INFORMATION PROVIDED START

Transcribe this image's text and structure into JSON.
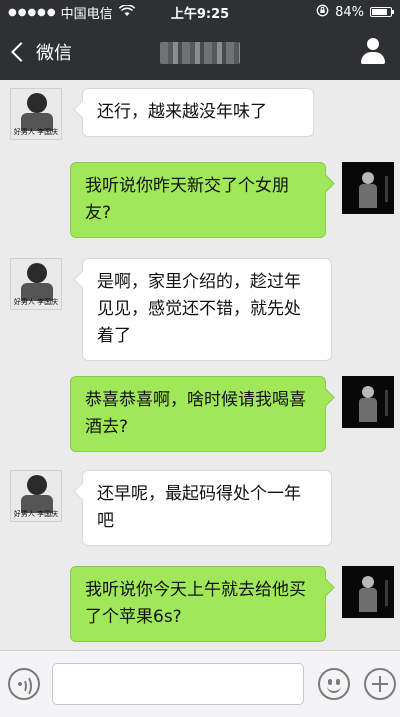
{
  "status_bar": {
    "signal": "●●●●●",
    "carrier": "中国电信",
    "wifi_icon": "wifi-icon",
    "time": "上午9:25",
    "battery_percent": "84%",
    "battery_level": 0.84
  },
  "nav": {
    "back_label": "微信",
    "profile_icon": "person-icon"
  },
  "messages": [
    {
      "side": "left",
      "text": "还行，越来越没年味了",
      "avatar_caption": "好男人 李国庆"
    },
    {
      "side": "right",
      "text": "我听说你昨天新交了个女朋友?"
    },
    {
      "side": "left",
      "text": "是啊，家里介绍的，趁过年见见，感觉还不错，就先处着了",
      "avatar_caption": "好男人 李国庆"
    },
    {
      "side": "right",
      "text": "恭喜恭喜啊，啥时候请我喝喜酒去?"
    },
    {
      "side": "left",
      "text": "还早呢，最起码得处个一年吧",
      "avatar_caption": "好男人 李国庆"
    },
    {
      "side": "right",
      "text": "我听说你今天上午就去给他买了个苹果6s?"
    }
  ],
  "input_bar": {
    "voice_icon": "voice-icon",
    "emoji_icon": "emoji-icon",
    "plus_icon": "plus-icon",
    "input_value": ""
  },
  "colors": {
    "nav_background": "#2e3132",
    "chat_background": "#ebebeb",
    "sent_bubble": "#a0e75a",
    "received_bubble": "#ffffff"
  }
}
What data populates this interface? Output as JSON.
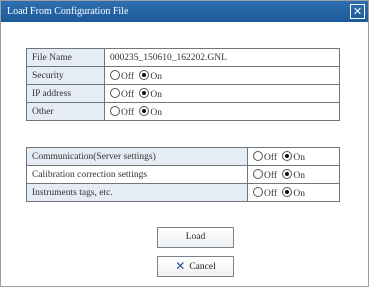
{
  "window": {
    "title": "Load From Configuration File",
    "close_glyph": "✕"
  },
  "top_table": {
    "rows": [
      {
        "label": "File Name",
        "value": "000235_150610_162202.GNL"
      },
      {
        "label": "Security",
        "off": "Off",
        "on": "On",
        "selected": "On"
      },
      {
        "label": "IP address",
        "off": "Off",
        "on": "On",
        "selected": "On"
      },
      {
        "label": "Other",
        "off": "Off",
        "on": "On",
        "selected": "On"
      }
    ]
  },
  "bottom_table": {
    "rows": [
      {
        "label": "Communication(Server settings)",
        "off": "Off",
        "on": "On",
        "selected": "On"
      },
      {
        "label": "Calibration correction settings",
        "off": "Off",
        "on": "On",
        "selected": "On"
      },
      {
        "label": "Instruments tags, etc.",
        "off": "Off",
        "on": "On",
        "selected": "On"
      }
    ]
  },
  "buttons": {
    "load": "Load",
    "cancel": "Cancel",
    "cancel_icon": "x-icon"
  }
}
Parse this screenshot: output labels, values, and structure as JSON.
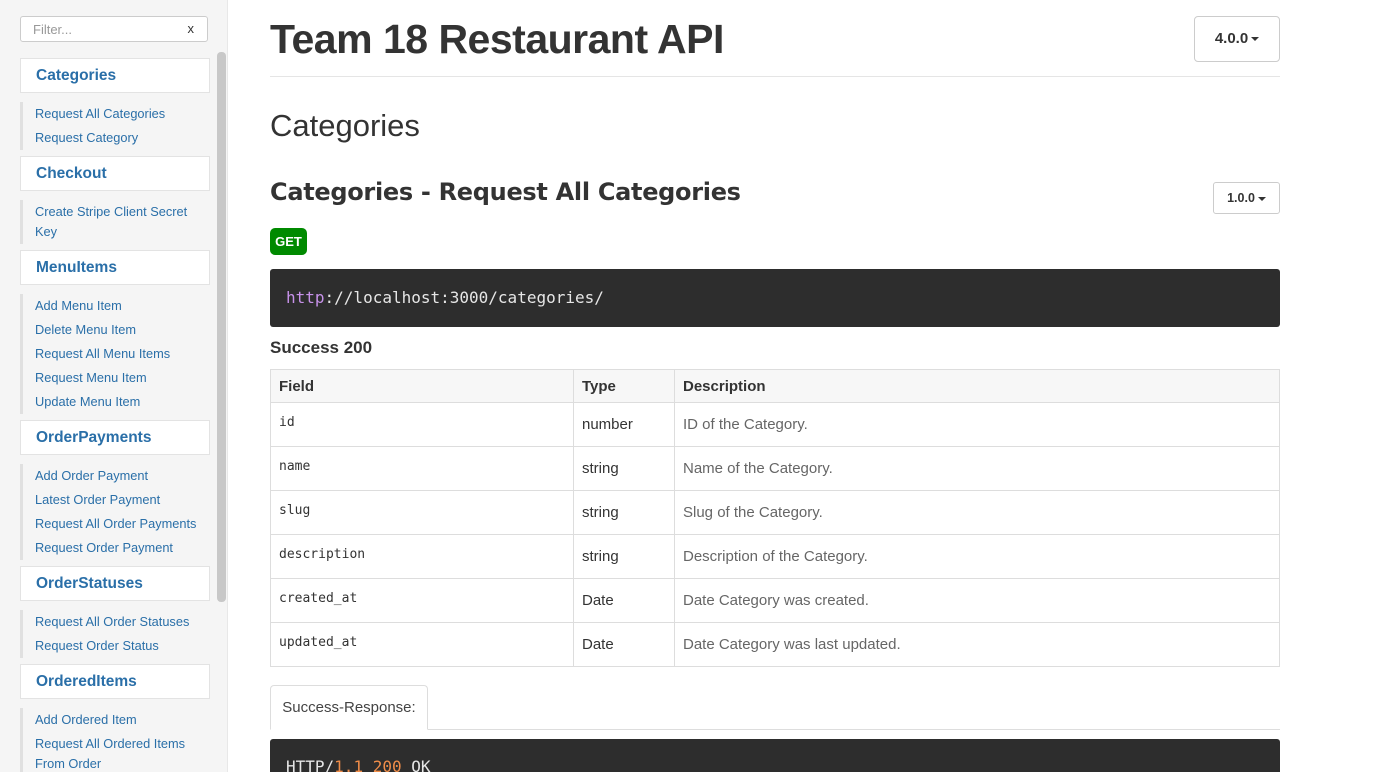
{
  "filter": {
    "placeholder": "Filter...",
    "clear_label": "x"
  },
  "sidebar": {
    "groups": [
      {
        "title": "Categories",
        "items": [
          "Request All Categories",
          "Request Category"
        ]
      },
      {
        "title": "Checkout",
        "items": [
          "Create Stripe Client Secret Key"
        ]
      },
      {
        "title": "MenuItems",
        "items": [
          "Add Menu Item",
          "Delete Menu Item",
          "Request All Menu Items",
          "Request Menu Item",
          "Update Menu Item"
        ]
      },
      {
        "title": "OrderPayments",
        "items": [
          "Add Order Payment",
          "Latest Order Payment",
          "Request All Order Payments",
          "Request Order Payment"
        ]
      },
      {
        "title": "OrderStatuses",
        "items": [
          "Request All Order Statuses",
          "Request Order Status"
        ]
      },
      {
        "title": "OrderedItems",
        "items": [
          "Add Ordered Item",
          "Request All Ordered Items From Order"
        ]
      }
    ]
  },
  "header": {
    "title": "Team 18 Restaurant API",
    "version": "4.0.0"
  },
  "section": {
    "title": "Categories"
  },
  "endpoint": {
    "title": "Categories - Request All Categories",
    "version": "1.0.0",
    "method": "GET",
    "url_scheme": "http",
    "url_rest": "://localhost:3000/categories/",
    "success_label": "Success 200",
    "columns": {
      "field": "Field",
      "type": "Type",
      "description": "Description"
    },
    "fields": [
      {
        "field": "id",
        "type": "number",
        "description": "ID of the Category."
      },
      {
        "field": "name",
        "type": "string",
        "description": "Name of the Category."
      },
      {
        "field": "slug",
        "type": "string",
        "description": "Slug of the Category."
      },
      {
        "field": "description",
        "type": "string",
        "description": "Description of the Category."
      },
      {
        "field": "created_at",
        "type": "Date",
        "description": "Date Category was created."
      },
      {
        "field": "updated_at",
        "type": "Date",
        "description": "Date Category was last updated."
      }
    ],
    "response_tab": "Success-Response:",
    "response": {
      "protocol": "HTTP/",
      "version": "1.1",
      "status": "200",
      "text": "OK"
    }
  },
  "colors": {
    "link": "#2a6fa8",
    "method_get": "#008a00",
    "code_bg": "#2d2d2d"
  }
}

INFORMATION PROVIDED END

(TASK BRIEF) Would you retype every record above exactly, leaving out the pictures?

(ANSWER TO THIS PROBLEM)
Transcribe this image's text and structure into JSON.
{
  "status_bar": {
    "signal": "●●●●●",
    "carrier": "中国电信",
    "wifi_icon": "wifi-icon",
    "time": "上午9:25",
    "battery_percent": "84%",
    "battery_level": 0.84
  },
  "nav": {
    "back_label": "微信",
    "profile_icon": "person-icon"
  },
  "messages": [
    {
      "side": "left",
      "text": "还行，越来越没年味了",
      "avatar_caption": "好男人 李国庆"
    },
    {
      "side": "right",
      "text": "我听说你昨天新交了个女朋友?"
    },
    {
      "side": "left",
      "text": "是啊，家里介绍的，趁过年见见，感觉还不错，就先处着了",
      "avatar_caption": "好男人 李国庆"
    },
    {
      "side": "right",
      "text": "恭喜恭喜啊，啥时候请我喝喜酒去?"
    },
    {
      "side": "left",
      "text": "还早呢，最起码得处个一年吧",
      "avatar_caption": "好男人 李国庆"
    },
    {
      "side": "right",
      "text": "我听说你今天上午就去给他买了个苹果6s?"
    }
  ],
  "input_bar": {
    "voice_icon": "voice-icon",
    "emoji_icon": "emoji-icon",
    "plus_icon": "plus-icon",
    "input_value": ""
  },
  "colors": {
    "nav_background": "#2e3132",
    "chat_background": "#ebebeb",
    "sent_bubble": "#a0e75a",
    "received_bubble": "#ffffff"
  }
}
What data populates this interface? Output as JSON.
{
  "window": {
    "title": "Load From Configuration File",
    "close_glyph": "✕"
  },
  "top_table": {
    "rows": [
      {
        "label": "File Name",
        "value": "000235_150610_162202.GNL"
      },
      {
        "label": "Security",
        "off": "Off",
        "on": "On",
        "selected": "On"
      },
      {
        "label": "IP address",
        "off": "Off",
        "on": "On",
        "selected": "On"
      },
      {
        "label": "Other",
        "off": "Off",
        "on": "On",
        "selected": "On"
      }
    ]
  },
  "bottom_table": {
    "rows": [
      {
        "label": "Communication(Server settings)",
        "off": "Off",
        "on": "On",
        "selected": "On"
      },
      {
        "label": "Calibration correction settings",
        "off": "Off",
        "on": "On",
        "selected": "On"
      },
      {
        "label": "Instruments tags, etc.",
        "off": "Off",
        "on": "On",
        "selected": "On"
      }
    ]
  },
  "buttons": {
    "load": "Load",
    "cancel": "Cancel",
    "cancel_icon": "x-icon"
  }
}
Parse this screenshot: output labels, values, and structure as JSON.
{
  "filter": {
    "placeholder": "Filter...",
    "clear_label": "x"
  },
  "sidebar": {
    "groups": [
      {
        "title": "Categories",
        "items": [
          "Request All Categories",
          "Request Category"
        ]
      },
      {
        "title": "Checkout",
        "items": [
          "Create Stripe Client Secret Key"
        ]
      },
      {
        "title": "MenuItems",
        "items": [
          "Add Menu Item",
          "Delete Menu Item",
          "Request All Menu Items",
          "Request Menu Item",
          "Update Menu Item"
        ]
      },
      {
        "title": "OrderPayments",
        "items": [
          "Add Order Payment",
          "Latest Order Payment",
          "Request All Order Payments",
          "Request Order Payment"
        ]
      },
      {
        "title": "OrderStatuses",
        "items": [
          "Request All Order Statuses",
          "Request Order Status"
        ]
      },
      {
        "title": "OrderedItems",
        "items": [
          "Add Ordered Item",
          "Request All Ordered Items From Order"
        ]
      }
    ]
  },
  "header": {
    "title": "Team 18 Restaurant API",
    "version": "4.0.0"
  },
  "section": {
    "title": "Categories"
  },
  "endpoint": {
    "title": "Categories - Request All Categories",
    "version": "1.0.0",
    "method": "GET",
    "url_scheme": "http",
    "url_rest": "://localhost:3000/categories/",
    "success_label": "Success 200",
    "columns": {
      "field": "Field",
      "type": "Type",
      "description": "Description"
    },
    "fields": [
      {
        "field": "id",
        "type": "number",
        "description": "ID of the Category."
      },
      {
        "field": "name",
        "type": "string",
        "description": "Name of the Category."
      },
      {
        "field": "slug",
        "type": "string",
        "description": "Slug of the Category."
      },
      {
        "field": "description",
        "type": "string",
        "description": "Description of the Category."
      },
      {
        "field": "created_at",
        "type": "Date",
        "description": "Date Category was created."
      },
      {
        "field": "updated_at",
        "type": "Date",
        "description": "Date Category was last updated."
      }
    ],
    "response_tab": "Success-Response:",
    "response": {
      "protocol": "HTTP/",
      "version": "1.1",
      "status": "200",
      "text": "OK"
    }
  },
  "colors": {
    "link": "#2a6fa8",
    "method_get": "#008a00",
    "code_bg": "#2d2d2d"
  }
}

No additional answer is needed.